The Victorian Government has set up a dedicated task force to help keep the state's building and development industry running through the coronavirus crisis and come back stronger in the end.
The task force will be overseen by Planning Minister Richard Wynne and Treasurer Tim Pallas and will investigate planning and investment opportunities to boost the industry over the short, medium and long term. It will provide advice to government on issues impacting the industry, helping to remove barriers to building and development works.
The announcement, made on Friday 24 April, includes four new projects worth more than $1.5 billion. The buildings are located on City Road, Southbank, Epsom Road in Flemington and two on Collins Street in the CBD and should create "thousands of Victorian jobs when they are needed most," says a State Government media release.

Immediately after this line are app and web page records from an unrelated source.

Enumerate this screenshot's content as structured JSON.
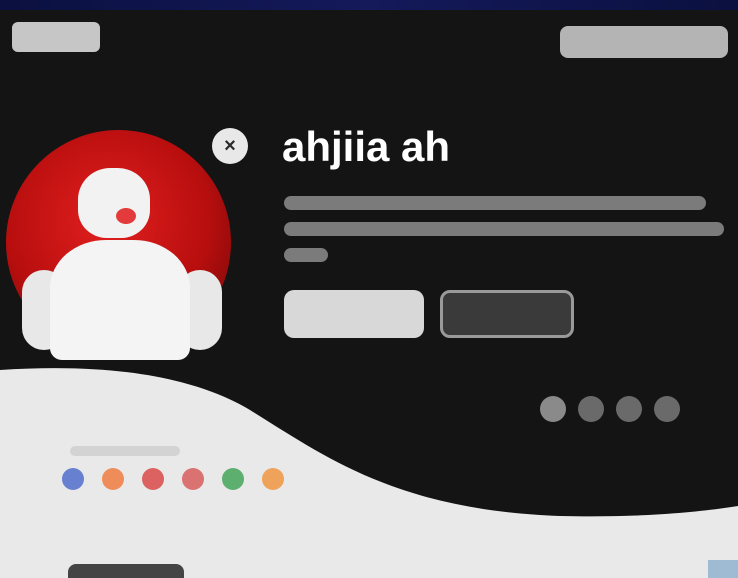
{
  "header": {
    "logo_text": "",
    "top_button_label": ""
  },
  "hero": {
    "close_label": "×",
    "title": "ahjiia ah",
    "description": "",
    "primary_button_label": "",
    "secondary_button_label": ""
  },
  "carousel": {
    "dots": [
      {
        "active": true
      },
      {
        "active": false
      },
      {
        "active": false
      },
      {
        "active": false
      }
    ]
  },
  "brands": {
    "colors": [
      "#3b5cc7",
      "#f06d2a",
      "#d73434",
      "#d44a4a",
      "#2e9b45",
      "#f08a2a"
    ]
  },
  "colors": {
    "background": "#141414",
    "accent_red": "#e21f1f",
    "light_panel": "#e9e9e9"
  }
}
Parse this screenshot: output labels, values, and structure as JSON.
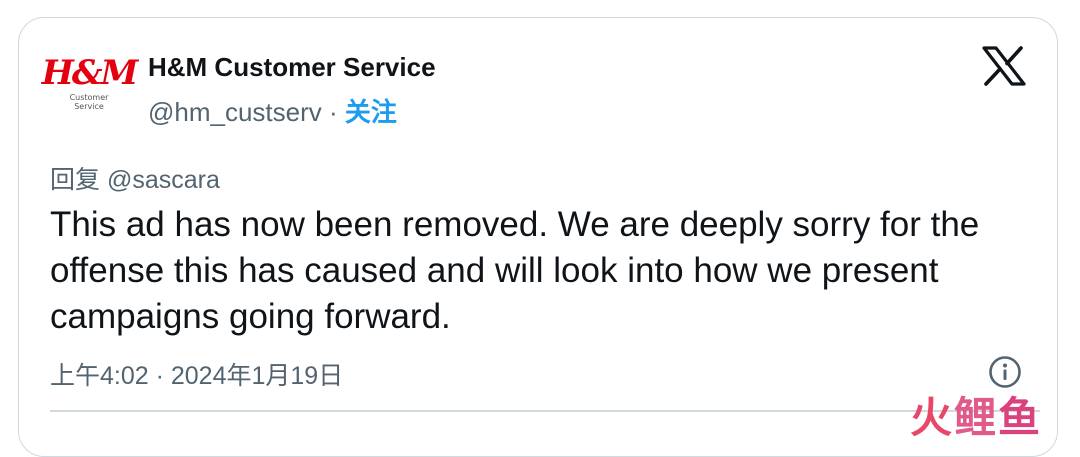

The task force will initially focus on overseeing the fast-tracking of planning approvals using Ministerial powers, where decisions have been delayed due to coronavirus-related impacts on the Victorian Planning System. The Government will also seek the task force's advice on a pipeline of building and development projects in the long term, including initiatives that further expand social housing options. It will also advise on financial incentives and current revenue measures like land tax, developer contributions, fees and rates.
With involvement from members of HIA, Lendlease and Solar Victoria, the task force is committed to working with industry and unions.
"Given the economic challenges caused by coronavirus, it's more important than ever that we support our building and development industry and the thousands of people it employs," says Pallas.
HIA Victorian executive director Fiona Nield says: "As in previous economic crises, the housing industry has effectively kept the economy moving with the assistance of programs aimed at supporting housing supply and generating demand. The expected decline in housing needs to be addressed now to limit a range of negative economic consequences that would flow from reduced housing supply should the situation be prolonged."